Records from a collection:
◇ ◇ ◇ ◇ ◇

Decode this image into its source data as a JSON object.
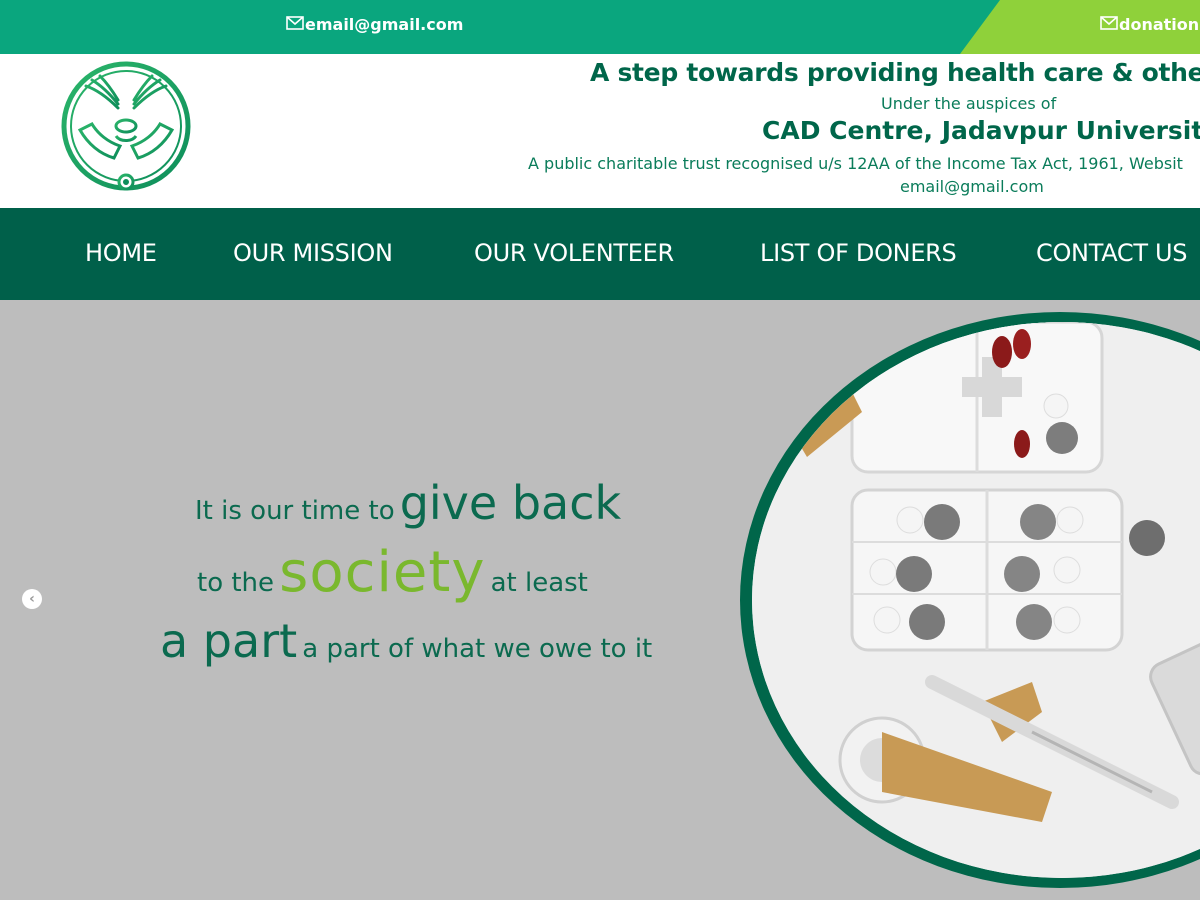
{
  "topbar": {
    "email": "email@gmail.com",
    "donation": "donation",
    "mail_icon": "mail-icon",
    "colors": {
      "primary": "#0aa67e",
      "accent": "#8fd13a"
    }
  },
  "header": {
    "logo_icon": "hands-caduceus-logo",
    "tagline": "A step towards providing health care & other so",
    "auspices": "Under the auspices of",
    "org": "CAD Centre, Jadavpur University",
    "trust": "A public charitable trust recognised u/s 12AA of the Income Tax Act, 1961, Websit",
    "email": "email@gmail.com"
  },
  "nav": {
    "items": [
      {
        "label": "HOME"
      },
      {
        "label": "OUR MISSION"
      },
      {
        "label": "OUR VOLENTEER"
      },
      {
        "label": "LIST OF DONERS"
      },
      {
        "label": "CONTACT US"
      }
    ],
    "color": "#00604a"
  },
  "hero": {
    "line1_small": "It is our time to",
    "line1_big": "give back",
    "line2_small": "to the",
    "line2_big": "society",
    "line2_end": "at least",
    "line3_big": "a part",
    "line3_small": "a part of what we owe to it",
    "prev_icon": "chevron-left-icon",
    "image_icon": "medical-supplies-image"
  }
}
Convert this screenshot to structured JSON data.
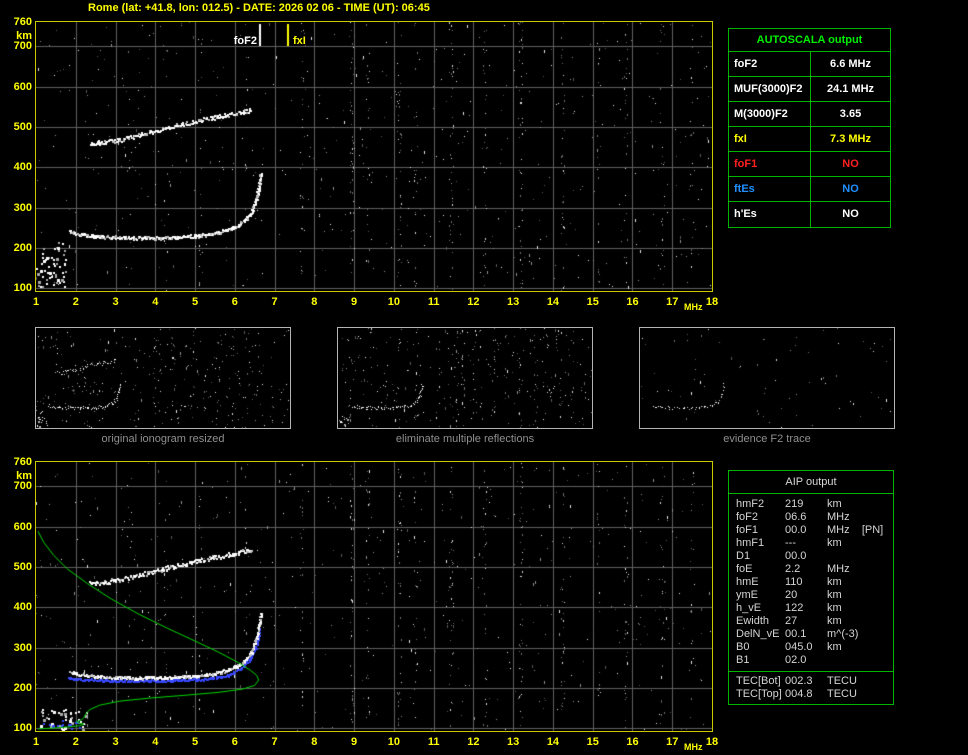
{
  "title": "Rome (lat: +41.8, lon: 012.5) - DATE: 2026 02 06 - TIME (UT): 06:45",
  "main_plot": {
    "fof2_label": "foF2",
    "fxi_label": "fxI"
  },
  "autoscala_table": {
    "title": "AUTOSCALA output",
    "rows": [
      {
        "label": "foF2",
        "value": "6.6 MHz",
        "color": "#ffffff"
      },
      {
        "label": "MUF(3000)F2",
        "value": "24.1 MHz",
        "color": "#ffffff"
      },
      {
        "label": "M(3000)F2",
        "value": "3.65",
        "color": "#ffffff"
      },
      {
        "label": "fxI",
        "value": "7.3 MHz",
        "color": "#ffff00"
      },
      {
        "label": "foF1",
        "value": "NO",
        "color": "#ff2020"
      },
      {
        "label": "ftEs",
        "value": "NO",
        "color": "#2090ff"
      },
      {
        "label": "h'Es",
        "value": "NO",
        "color": "#ffffff"
      }
    ]
  },
  "thumbnails": [
    {
      "caption": "original ionogram resized"
    },
    {
      "caption": "eliminate multiple reflections"
    },
    {
      "caption": "evidence F2 trace"
    }
  ],
  "aip_table": {
    "title": "AIP output",
    "rows": [
      {
        "label": "hmF2",
        "value": "219",
        "unit": "km"
      },
      {
        "label": "foF2",
        "value": "06.6",
        "unit": "MHz"
      },
      {
        "label": "foF1",
        "value": "00.0",
        "unit": "MHz    [PN]"
      },
      {
        "label": "hmF1",
        "value": "---",
        "unit": "km"
      },
      {
        "label": "D1",
        "value": "00.0",
        "unit": ""
      },
      {
        "label": "foE",
        "value": "2.2",
        "unit": "MHz"
      },
      {
        "label": "hmE",
        "value": "110",
        "unit": "km"
      },
      {
        "label": "ymE",
        "value": "20",
        "unit": "km"
      },
      {
        "label": "h_vE",
        "value": "122",
        "unit": "km"
      },
      {
        "label": "Ewidth",
        "value": "27",
        "unit": "km"
      },
      {
        "label": "DelN_vE",
        "value": "00.1",
        "unit": "m^(-3)"
      },
      {
        "label": "B0",
        "value": "045.0",
        "unit": "km"
      },
      {
        "label": "B1",
        "value": "02.0",
        "unit": ""
      }
    ],
    "tec_rows": [
      {
        "label": "TEC[Bot]",
        "value": "002.3",
        "unit": "TECU"
      },
      {
        "label": "TEC[Top]",
        "value": "004.8",
        "unit": "TECU"
      }
    ]
  },
  "chart_data": {
    "type": "scatter",
    "title": "Ionogram: virtual height (km) vs sounding frequency (MHz)",
    "x_axis": {
      "label": "MHz",
      "min": 1,
      "max": 18,
      "ticks": [
        1,
        2,
        3,
        4,
        5,
        6,
        7,
        8,
        9,
        10,
        11,
        12,
        13,
        14,
        15,
        16,
        17,
        18
      ]
    },
    "y_axis": {
      "label": "km",
      "min": 93,
      "max": 760,
      "ticks": [
        760,
        700,
        600,
        500,
        400,
        300,
        200,
        100
      ],
      "grid": [
        100,
        200,
        300,
        400,
        500,
        600,
        700
      ]
    },
    "markers": {
      "foF2_mhz": 6.6,
      "fxI_mhz": 7.3
    },
    "traces": {
      "f2_first_order": [
        [
          1.85,
          240
        ],
        [
          2.1,
          233
        ],
        [
          2.5,
          228
        ],
        [
          3,
          226
        ],
        [
          3.5,
          225
        ],
        [
          4,
          225
        ],
        [
          4.5,
          226
        ],
        [
          5,
          229
        ],
        [
          5.4,
          234
        ],
        [
          5.8,
          243
        ],
        [
          6.1,
          256
        ],
        [
          6.3,
          272
        ],
        [
          6.45,
          295
        ],
        [
          6.55,
          325
        ],
        [
          6.62,
          358
        ],
        [
          6.66,
          385
        ]
      ],
      "f2_second_order": [
        [
          2.35,
          458
        ],
        [
          2.7,
          462
        ],
        [
          3.1,
          468
        ],
        [
          3.5,
          477
        ],
        [
          3.9,
          487
        ],
        [
          4.3,
          497
        ],
        [
          4.7,
          507
        ],
        [
          5.1,
          516
        ],
        [
          5.5,
          524
        ],
        [
          5.9,
          532
        ],
        [
          6.2,
          538
        ],
        [
          6.4,
          543
        ]
      ],
      "restored_blue": [
        [
          1.8,
          224
        ],
        [
          2.5,
          219
        ],
        [
          3.5,
          217
        ],
        [
          4.5,
          218
        ],
        [
          5.2,
          221
        ],
        [
          5.8,
          230
        ],
        [
          6.15,
          247
        ],
        [
          6.4,
          275
        ],
        [
          6.55,
          308
        ],
        [
          6.62,
          350
        ]
      ],
      "profile_green": [
        [
          1.05,
          588
        ],
        [
          1.2,
          560
        ],
        [
          1.45,
          528
        ],
        [
          1.8,
          494
        ],
        [
          2.3,
          458
        ],
        [
          2.9,
          420
        ],
        [
          3.6,
          382
        ],
        [
          4.3,
          348
        ],
        [
          5,
          316
        ],
        [
          5.6,
          288
        ],
        [
          6.1,
          262
        ],
        [
          6.4,
          243
        ],
        [
          6.55,
          231
        ],
        [
          6.6,
          219
        ],
        [
          6.5,
          206
        ],
        [
          6.2,
          197
        ],
        [
          5.6,
          189
        ],
        [
          4.8,
          182
        ],
        [
          3.9,
          175
        ],
        [
          3.1,
          167
        ],
        [
          2.6,
          157
        ],
        [
          2.35,
          146
        ],
        [
          2.25,
          135
        ],
        [
          2.2,
          125
        ],
        [
          2.15,
          121
        ],
        [
          2.02,
          116
        ],
        [
          2.1,
          112
        ],
        [
          2.2,
          110
        ],
        [
          2.1,
          106
        ],
        [
          1.8,
          103
        ],
        [
          1.4,
          100
        ],
        [
          1.05,
          98
        ]
      ]
    },
    "noise_columns": [
      {
        "mhz": 3.35,
        "d": 0.18
      },
      {
        "mhz": 4.25,
        "d": 0.22
      },
      {
        "mhz": 5.15,
        "d": 0.25
      },
      {
        "mhz": 6.3,
        "d": 0.2
      },
      {
        "mhz": 7.7,
        "d": 0.45
      },
      {
        "mhz": 8.95,
        "d": 0.75
      },
      {
        "mhz": 9.35,
        "d": 0.4
      },
      {
        "mhz": 10.15,
        "d": 0.55
      },
      {
        "mhz": 10.55,
        "d": 0.35
      },
      {
        "mhz": 11.45,
        "d": 0.65
      },
      {
        "mhz": 12.3,
        "d": 0.45
      },
      {
        "mhz": 13.2,
        "d": 0.7
      },
      {
        "mhz": 14.25,
        "d": 0.55
      },
      {
        "mhz": 15.15,
        "d": 0.3
      },
      {
        "mhz": 15.85,
        "d": 0.45
      },
      {
        "mhz": 16.75,
        "d": 0.35
      },
      {
        "mhz": 17.5,
        "d": 0.25
      }
    ],
    "noise_clusters_top": [
      {
        "f0": 1,
        "f1": 1.75,
        "h0": 100,
        "h1": 215,
        "n": 55
      }
    ],
    "noise_clusters_bottom": [
      {
        "f0": 1,
        "f1": 2.3,
        "h0": 95,
        "h1": 148,
        "n": 40
      },
      {
        "f0": 1.2,
        "f1": 2.2,
        "h0": 100,
        "h1": 125,
        "n": 14,
        "col": "#3848ff"
      }
    ]
  }
}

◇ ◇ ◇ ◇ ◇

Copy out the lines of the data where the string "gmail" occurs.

OUTPUT:
    "email": "email@gmail.com",
    "email": "email@gmail.com"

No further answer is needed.